A new Encephalarteae trunk (Cycadales) from the Cretaceous of Patagonia (Mata Amarilla Formation, Austral Basin), Argentina
Martínez, L. C. A.;
Artabe, A. E.;
Varela, A. N.;

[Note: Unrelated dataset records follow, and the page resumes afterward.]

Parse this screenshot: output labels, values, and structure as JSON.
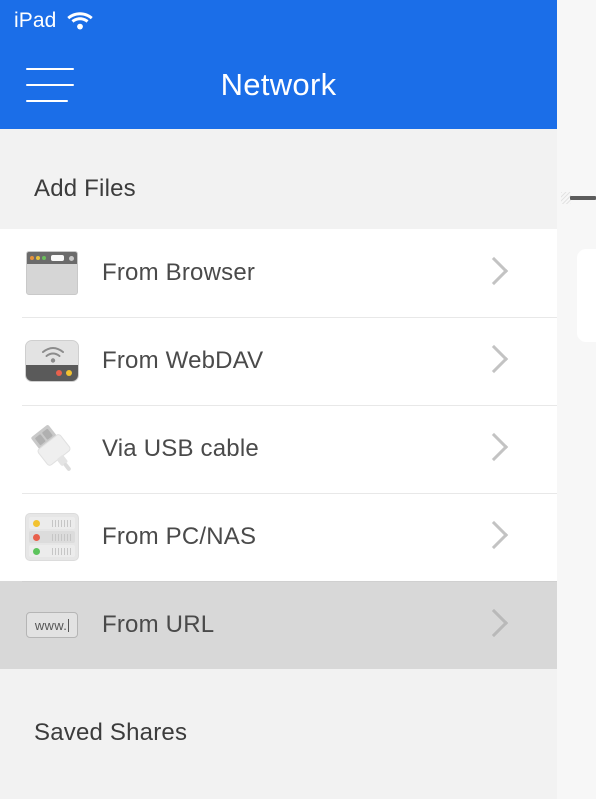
{
  "status_bar": {
    "device_label": "iPad",
    "wifi_icon": "wifi-icon",
    "background_color": "#1b6ee8"
  },
  "nav_bar": {
    "menu_icon": "hamburger-menu-icon",
    "title": "Network",
    "background_color": "#1b6ee8",
    "title_color": "#ffffff"
  },
  "sections": [
    {
      "header": "Add Files",
      "items": [
        {
          "label": "From Browser",
          "icon": "browser-window-icon",
          "accessory": "chevron-right-icon",
          "pressed": false
        },
        {
          "label": "From WebDAV",
          "icon": "wifi-drive-icon",
          "accessory": "chevron-right-icon",
          "pressed": false
        },
        {
          "label": "Via USB cable",
          "icon": "usb-connector-icon",
          "accessory": "chevron-right-icon",
          "pressed": false
        },
        {
          "label": "From PC/NAS",
          "icon": "nas-server-icon",
          "accessory": "chevron-right-icon",
          "pressed": false
        },
        {
          "label": "From URL",
          "icon": "url-field-icon",
          "icon_text": "www.",
          "accessory": "chevron-right-icon",
          "pressed": true
        }
      ]
    },
    {
      "header": "Saved Shares",
      "items": []
    }
  ],
  "colors": {
    "accent": "#1b6ee8",
    "page_background": "#f2f2f2",
    "row_background": "#ffffff",
    "row_pressed_background": "#d8d8d8",
    "separator": "#e8e8e8",
    "primary_text": "#4a4a4a",
    "header_text": "#3c3c3c",
    "chevron": "#c3c3c3",
    "led_red": "#e8604c",
    "led_yellow": "#f2c230",
    "led_green": "#5cc45c"
  }
}
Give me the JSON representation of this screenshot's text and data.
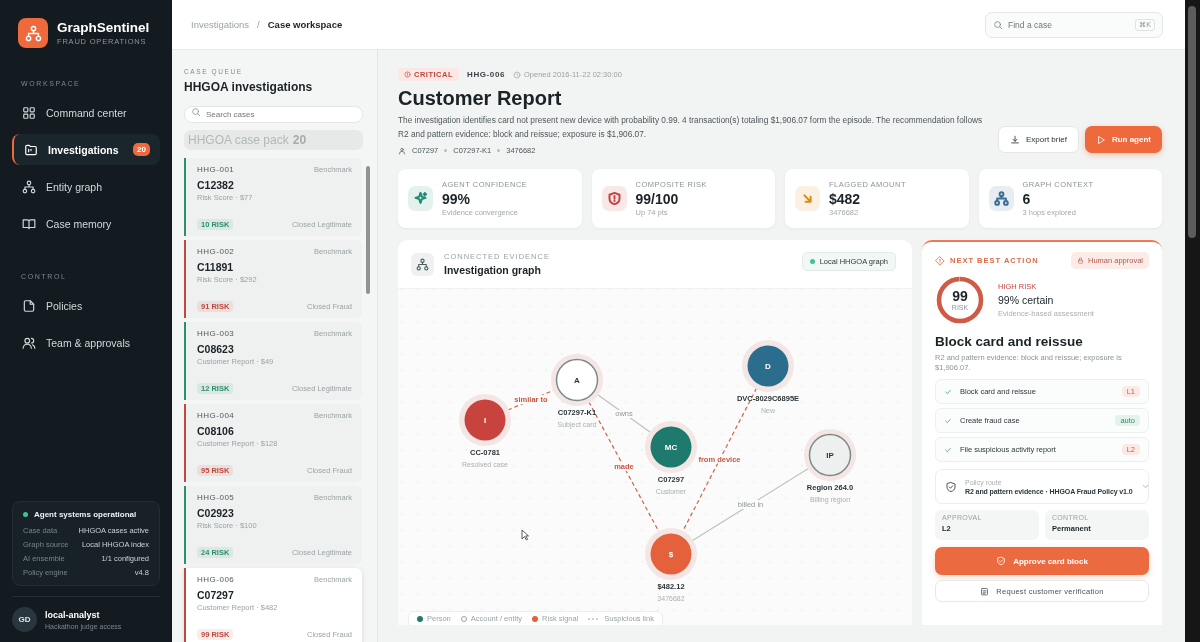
{
  "sidebar": {
    "brand": {
      "name": "GraphSentinel",
      "tagline": "FRAUD OPERATIONS"
    },
    "sections": [
      {
        "heading": "WORKSPACE",
        "items": [
          {
            "label": "Command center",
            "selected": false
          },
          {
            "label": "Investigations",
            "selected": true,
            "badge": "20"
          },
          {
            "label": "Entity graph",
            "selected": false
          },
          {
            "label": "Case memory",
            "selected": false
          }
        ]
      },
      {
        "heading": "CONTROL",
        "items": [
          {
            "label": "Policies",
            "selected": false
          },
          {
            "label": "Team & approvals",
            "selected": false
          }
        ]
      }
    ],
    "status": {
      "title": "Agent systems operational",
      "rows": [
        {
          "label": "Case data",
          "value": "HHGOA cases active"
        },
        {
          "label": "Graph source",
          "value": "Local HHGOA index"
        },
        {
          "label": "AI ensemble",
          "value": "1/1 configured"
        },
        {
          "label": "Policy engine",
          "value": "v4.8"
        }
      ]
    },
    "user": {
      "initials": "GD",
      "name": "local-analyst",
      "role": "Hackathon judge access"
    }
  },
  "topbar": {
    "breadcrumb": [
      "Investigations",
      "Case workspace"
    ],
    "separator": "/",
    "search": {
      "placeholder": "Find a case",
      "shortcut": "⌘K"
    }
  },
  "queue": {
    "eyebrow": "CASE QUEUE",
    "title": "HHGOA investigations",
    "search": {
      "placeholder": "Search cases"
    },
    "pack": {
      "label": "HHGOA case pack",
      "count": "20"
    },
    "cases": [
      {
        "id": "HHG-001",
        "tag": "Benchmark",
        "name": "C12382",
        "subtitle": "Risk Score · $77",
        "risk": "10 RISK",
        "kind": "low",
        "status": "Closed Legitimate",
        "selected": false
      },
      {
        "id": "HHG-002",
        "tag": "Benchmark",
        "name": "C11891",
        "subtitle": "Risk Score · $292",
        "risk": "91 RISK",
        "kind": "high",
        "status": "Closed Fraud",
        "selected": false
      },
      {
        "id": "HHG-003",
        "tag": "Benchmark",
        "name": "C08623",
        "subtitle": "Customer Report · $49",
        "risk": "12 RISK",
        "kind": "low",
        "status": "Closed Legitimate",
        "selected": false
      },
      {
        "id": "HHG-004",
        "tag": "Benchmark",
        "name": "C08106",
        "subtitle": "Customer Report · $128",
        "risk": "95 RISK",
        "kind": "high",
        "status": "Closed Fraud",
        "selected": false
      },
      {
        "id": "HHG-005",
        "tag": "Benchmark",
        "name": "C02923",
        "subtitle": "Risk Score · $100",
        "risk": "24 RISK",
        "kind": "low",
        "status": "Closed Legitimate",
        "selected": false
      },
      {
        "id": "HHG-006",
        "tag": "Benchmark",
        "name": "C07297",
        "subtitle": "Customer Report · $482",
        "risk": "99 RISK",
        "kind": "high",
        "status": "Closed Fraud",
        "selected": true
      }
    ]
  },
  "case": {
    "severity": "CRITICAL",
    "id": "HHG-006",
    "opened": "Opened 2016-11-22 02:30:00",
    "title": "Customer Report",
    "summary": "The investigation identifies card not present new device with probability 0.99. 4 transaction(s) totaling $1,906.07 form the episode. The recommendation follows R2 and pattern evidence: block and reissue; exposure is $1,906.07.",
    "meta": [
      "C07297",
      "C07297-K1",
      "3476682"
    ],
    "actions": [
      {
        "label": "Export brief",
        "kind": "secondary"
      },
      {
        "label": "Run agent",
        "kind": "primary"
      }
    ]
  },
  "stats": [
    {
      "label": "AGENT CONFIDENCE",
      "value": "99%",
      "note": "Evidence convergence",
      "color": "#1f8a74"
    },
    {
      "label": "COMPOSITE RISK",
      "value": "99/100",
      "note": "Up 74 pts",
      "color": "#c8423e"
    },
    {
      "label": "FLAGGED AMOUNT",
      "value": "$482",
      "note": "3476682",
      "color": "#d98a1c"
    },
    {
      "label": "GRAPH CONTEXT",
      "value": "6",
      "note": "3 hops explored",
      "color": "#3d6f95"
    }
  ],
  "graph": {
    "eyebrow": "CONNECTED EVIDENCE",
    "title": "Investigation graph",
    "source": "Local HHGOA graph",
    "nodes": [
      {
        "glyph": "I",
        "label": "CC-0781",
        "caption": "Resolved case",
        "kind": "solid",
        "color": "#c8423e"
      },
      {
        "glyph": "A",
        "label": "C07297-K1",
        "caption": "Subject card",
        "kind": "outline",
        "color": "#ffffff"
      },
      {
        "glyph": "MC",
        "label": "C07297",
        "caption": "Customer",
        "kind": "solid",
        "color": "#1e7a6c"
      },
      {
        "glyph": "D",
        "label": "DVC-8029C6895E",
        "caption": "New",
        "kind": "solid",
        "color": "#2b6d8c"
      },
      {
        "glyph": "IP",
        "label": "Region 264.0",
        "caption": "Billing region",
        "kind": "outline",
        "color": "#eef0ef"
      },
      {
        "glyph": "$",
        "label": "$482.12",
        "caption": "3476682",
        "kind": "solid",
        "color": "#e5613b"
      }
    ],
    "edges": [
      {
        "label": "similar to",
        "suspicious": true
      },
      {
        "label": "owns",
        "suspicious": false
      },
      {
        "label": "made",
        "suspicious": true
      },
      {
        "label": "from device",
        "suspicious": true
      },
      {
        "label": "billed in",
        "suspicious": false
      }
    ],
    "legend": [
      {
        "label": "Person",
        "kind": "person"
      },
      {
        "label": "Account / entity",
        "kind": "account"
      },
      {
        "label": "Risk signal",
        "kind": "risk"
      },
      {
        "label": "Suspicious link",
        "kind": "link"
      }
    ]
  },
  "decision": {
    "eyebrow": "NEXT BEST ACTION",
    "badge": "Human approval",
    "risk": {
      "score": "99",
      "unit": "RISK",
      "level": 0.99
    },
    "band": "HIGH RISK",
    "certainty": "99% certain",
    "basis": "Evidence-based assessment",
    "title": "Block card and reissue",
    "summary": "R2 and pattern evidence: block and reissue; exposure is $1,906.07.",
    "steps": [
      {
        "label": "Block card and reissue",
        "tag": "L1",
        "kind": "level",
        "checked": true
      },
      {
        "label": "Create fraud case",
        "tag": "auto",
        "kind": "auto",
        "checked": true
      },
      {
        "label": "File suspicious activity report",
        "tag": "L2",
        "kind": "level",
        "checked": true
      }
    ],
    "policy": {
      "label": "Policy route",
      "value": "R2 and pattern evidence · HHGOA Fraud Policy v1.0",
      "expanded": false
    },
    "fields": [
      {
        "label": "APPROVAL",
        "value": "L2"
      },
      {
        "label": "CONTROL",
        "value": "Permanent"
      }
    ],
    "buttons": [
      {
        "label": "Approve card block",
        "kind": "primary"
      },
      {
        "label": "Request customer verification",
        "kind": "secondary"
      }
    ]
  }
}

The cycads are remnants of a flora that dominated the terrestrial ecosystems across the Mesozoic Era. The stem record of fossil cycads is scanty, with seventeen genera described around the world. From them, eight come from Argentina (Triassic to Paleogene strata), and actually six from the Cretaceous of Patagonia. In this research, we present a new fossil trunk of cycad from Upper Cretaceous beds of Patagonia. The good preservation of the permineralized stem allows to make detailed descriptions and comparisons and, accordingly, support the erection of a new taxon, Zamuneria amyla gen. et sp. nov. This new taxon possesses characters that fit with the Encephalarteae (e.g., columnar stem with persistent leaf bases and cataphylls, a wide pith, medullary vascular bundles, mucilage canals and idioblasts, a polyxylic vascular cylinder). Some features present in Zamuneria are discussed, such as the great development of parenchyma tissues with a marked amount of specialized cells (idioblasts), probably related with some protective function. Furthermore, the presence of cycads during the deposition of the Mata Amarilla Formation allows inferring climatic conditions, as well as a greater diversity of Encephalarteae in South America reinforces the endemic conditions for this group for the Cretaceous of southern continents.